International satellite services company Intelsat has lost control of one of its satellites after it was presumably disabled by space weather.
Intelsat is attempting to regain control of its Galaxy 15 broadcast satellite after an outage on Friday (August 19). Intelsat said a geomagnetic storm likely “knocked out onboard electronics necessary to communicate with the satellite,” according to a report from Spacenews.com (opens in a new tab).
“The satellite is otherwise operating nominally, keeping the Earth pointing with all payload operations nominal,” Intelsat spokesperson Melissa Longo said in the report. Longo added that the company is offloading Galaxy 15 customers to other satellites, after which it will “continue to try to regain command once they’re off so we can ultimately decree it.”
Operating in a geostationary orbit with an inclination of 133 degrees west, Galaxy 15 provides media coverage to the Americas, according to Intelsat (opens in a new tab). The satellite was built by Orbital Sciences Corporation (later acquired by Northrop Grumman) and was launched in 2005.
This is not the first time Intelsat has lost control of the Galaxy 15. In 2010, the company lost contact with the satellite for over eight months before it finally started accepting commands from Intelsat’s control center after the batteries were completely discharged and a reset was requested.
US National Oceanic and Atmospheric Administration (NOAA) issued a warning (opens in a new tab) on August 16 about a category G3 geomagnetic storm, writing that “the impact on our technology from a G3 storm is usually minimal.” The storm was powerful enough to generate dazzling northern lights around the Earth.
Most geomagnetic storms are harmless, although intense storms can disrupt radio transmissions or damage power lines and other electrical infrastructure in addition to satellites. Throughout 2022 has a hotbed of solar activity generated many large solar flares and coronal mass ejections (CMEs), which suggest that the Sun is “waking up” from a more dormant phase of its 11-year cycle of activity.

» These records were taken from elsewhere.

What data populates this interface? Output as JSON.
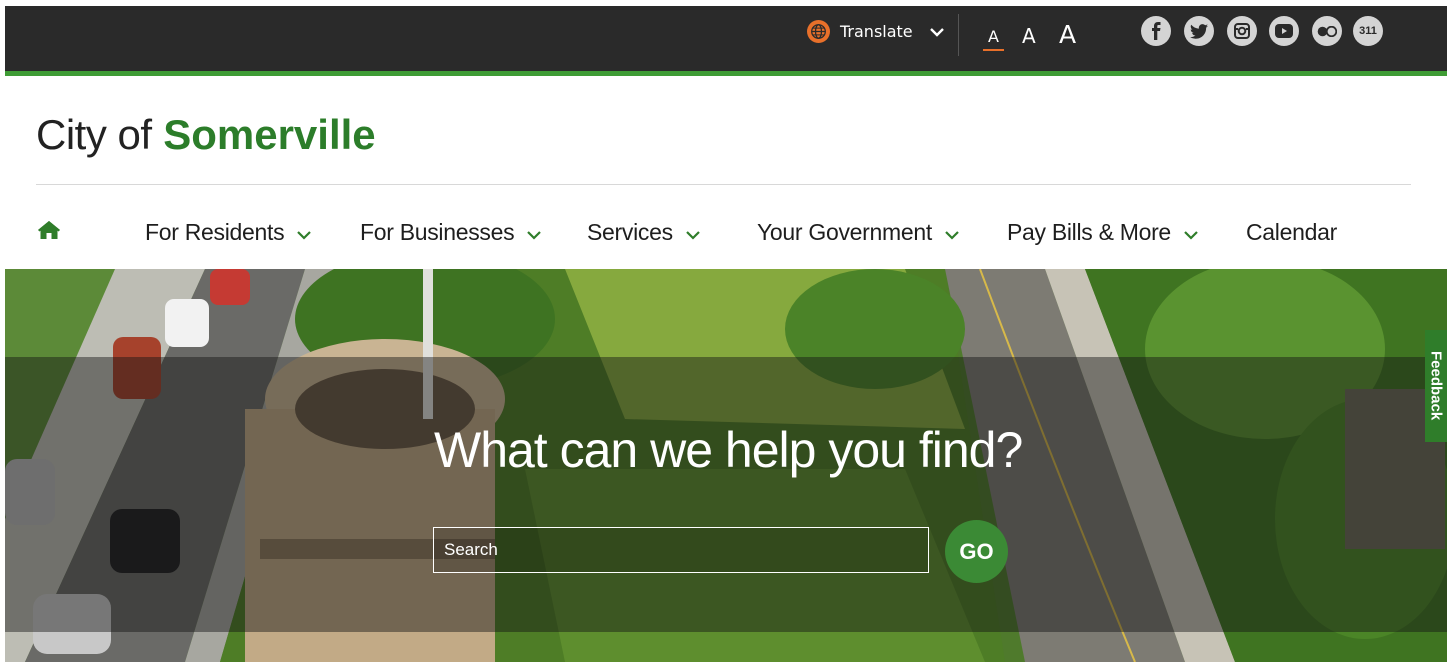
{
  "topbar": {
    "translate_label": "Translate",
    "font_size_labels": [
      "A",
      "A",
      "A"
    ],
    "social": [
      {
        "icon": "facebook-icon"
      },
      {
        "icon": "twitter-icon"
      },
      {
        "icon": "instagram-icon"
      },
      {
        "icon": "youtube-icon"
      },
      {
        "icon": "flickr-icon"
      },
      {
        "icon": "311-icon",
        "label": "311"
      }
    ]
  },
  "logo": {
    "prefix": "City of",
    "name": "Somerville"
  },
  "nav": {
    "items": [
      {
        "label": "For Residents",
        "dropdown": true
      },
      {
        "label": "For Businesses",
        "dropdown": true
      },
      {
        "label": "Services",
        "dropdown": true
      },
      {
        "label": "Your Government",
        "dropdown": true
      },
      {
        "label": "Pay Bills & More",
        "dropdown": true
      },
      {
        "label": "Calendar",
        "dropdown": false
      }
    ]
  },
  "hero": {
    "headline": "What can we help you find?",
    "search_placeholder": "Search",
    "go_label": "GO"
  },
  "feedback_label": "Feedback",
  "colors": {
    "brand_green": "#2c7d2a",
    "accent_orange": "#e8702a",
    "topbar_bg": "#2a2a2a"
  }
}
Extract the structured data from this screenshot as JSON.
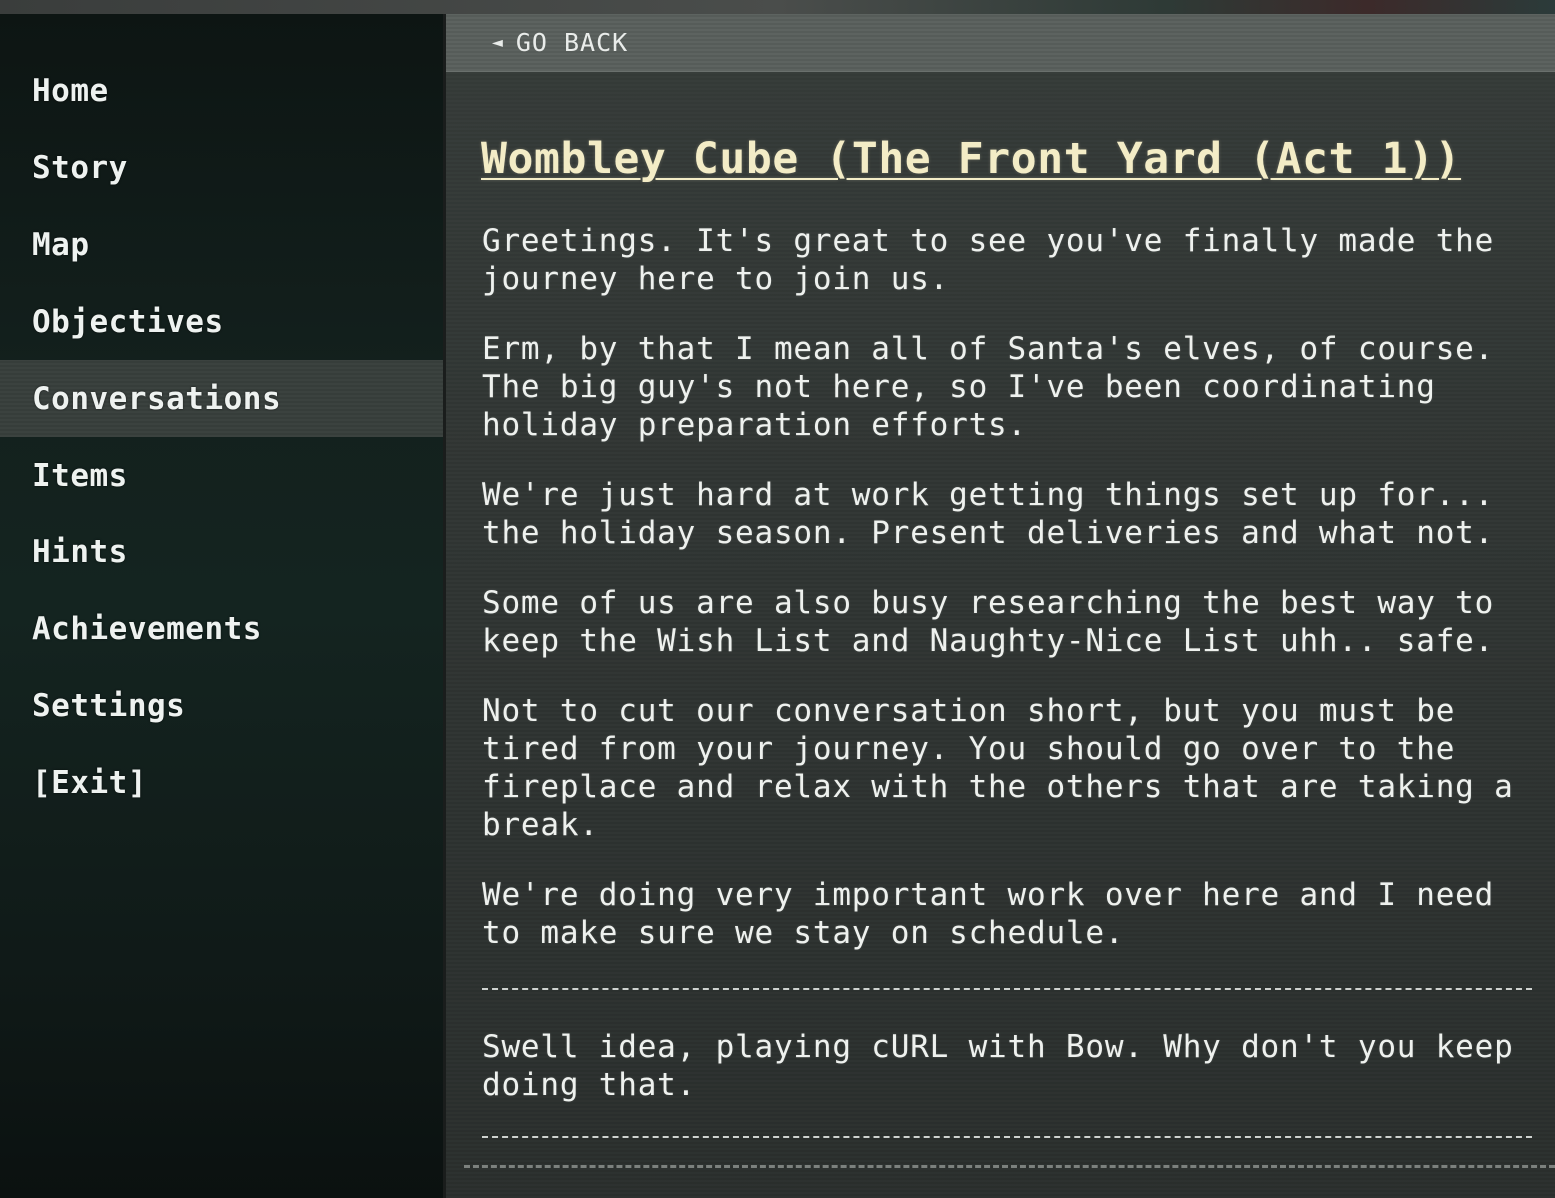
{
  "sidebar": {
    "items": [
      {
        "label": "Home"
      },
      {
        "label": "Story"
      },
      {
        "label": "Map"
      },
      {
        "label": "Objectives"
      },
      {
        "label": "Conversations",
        "active": true
      },
      {
        "label": "Items"
      },
      {
        "label": "Hints"
      },
      {
        "label": "Achievements"
      },
      {
        "label": "Settings"
      },
      {
        "label": "[Exit]"
      }
    ]
  },
  "header": {
    "back_icon": "◄",
    "back_label": "GO BACK"
  },
  "conversation": {
    "title": "Wombley Cube (The Front Yard (Act 1))",
    "paragraphs": [
      "Greetings. It's great to see you've finally made the journey here to join us.",
      "Erm, by that I mean all of Santa's elves, of course. The big guy's not here, so I've been coordinating holiday preparation efforts.",
      "We're just hard at work getting things set up for... the holiday season. Present deliveries and what not.",
      "Some of us are also busy researching the best way to keep the Wish List and Naughty-Nice List uhh.. safe.",
      "Not to cut our conversation short, but you must be tired from your journey. You should go over to the fireplace and relax with the others that are taking a break.",
      "We're doing very important work over here and I need to make sure we stay on schedule."
    ],
    "followup": "Swell idea, playing cURL with Bow. Why don't you keep doing that."
  },
  "colors": {
    "title": "#f3ecc6",
    "text": "#eef1ee",
    "sidebar_bg": "#101a18",
    "active_item_bg": "#3b423f",
    "main_bg": "#323735"
  },
  "icons": {
    "back": "left-triangle-icon"
  }
}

Some space weather experts have predicted that the current cycle may be one of those strongest solar cycles in recorded historyalthough our current understanding of the Sun’s behavior is open to debate still limited.